It is possible to offer an explanation according to Chassidus: At the beginning of one’s Divine service (“there is no Divine service like the service of love,”9 [and Aharon’s Divine service is as] a priest, a man of kindness and love), it is still easy to direct it “toward the face of the menorah,” [for it to match] the true intent of the mitzvos. After the flame has arisen, i.e., one is in the midst of a powerful yearning and finds several reasons and manners to express this yearning, it is possible to miss the intent10 and yet think that this is the will of He who commanded [the mitzvos] and not one’s own reasoning. Therefore it is necessary for there to be an extra dimension of care and kabbalas ol. This is the praiseworthy quality of Aharon, that he draws down great love to the souls of the Jewish people in a [steady,] unchanging manner.

With the blessing “Immediately to teshuvah; immediately to Redemption,”

Rabbi Menachem Schneerson
Chairman of the Executive Committee

The order of mentioning names in a dedication (first that of the parents [and then that of the donor]), I learned from a hint given by my revered father-in-law, the Rebbe Shlita.

With regard to your questions: With regard to questions that involve actual conduct: It is a great general principle to first clarify if there is an existing tradition concerning the matter. [With regard to the matter at hand,] one must clarify with the elder Chabad chassidim in Eretz Yisrael concerning tefillin and their size. Perhaps when I am able to free myself from the preparation of maamarim of Chassidus for print, I will be able to clarify the matter [through researching some] texts.
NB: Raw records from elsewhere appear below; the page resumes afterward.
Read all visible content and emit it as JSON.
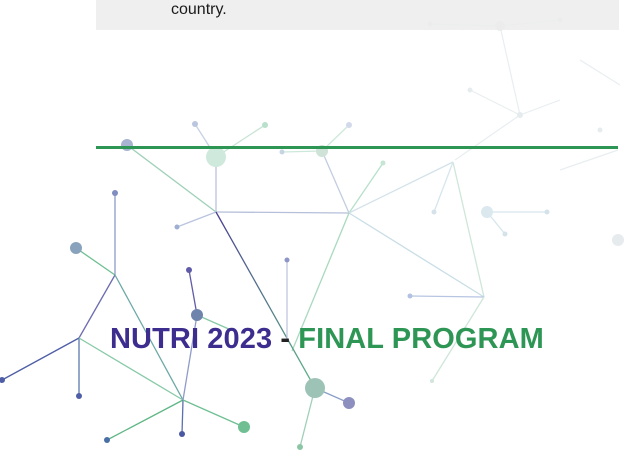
{
  "intro": {
    "text": "country."
  },
  "title": {
    "event": "NUTRI 2023",
    "separator": " - ",
    "program": "FINAL PROGRAM"
  },
  "colors": {
    "event_purple": "#3d2d8f",
    "program_green": "#2e9655",
    "divider_green": "#2e9655",
    "intro_box_grey": "#ececec"
  }
}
With regard to your second question [when to remove tefillin on Rosh Chodesh]: I am sending you a copy (on the condition that you return it) of what I have already answered with regard to this question.11

The customs which are printed in HaYom Yom and the Haggadah are directives for people at large according to [the instructions of] my revered father-in-law, the Rebbe Shlita, with the exception of those that explicitly say: “the custom of the Rebbe” or “the custom of the Rebbeim’s household.” In such instances, every person should clarify how he should conduct himself.

All of the new points in the Siddur Torah Or which was printed here are based on the directives of my revered father-in-law, the Rebbe Shlita. With regard to those matters which were not changed, I did not ask him, with the exception of several points concerning which I had doubts.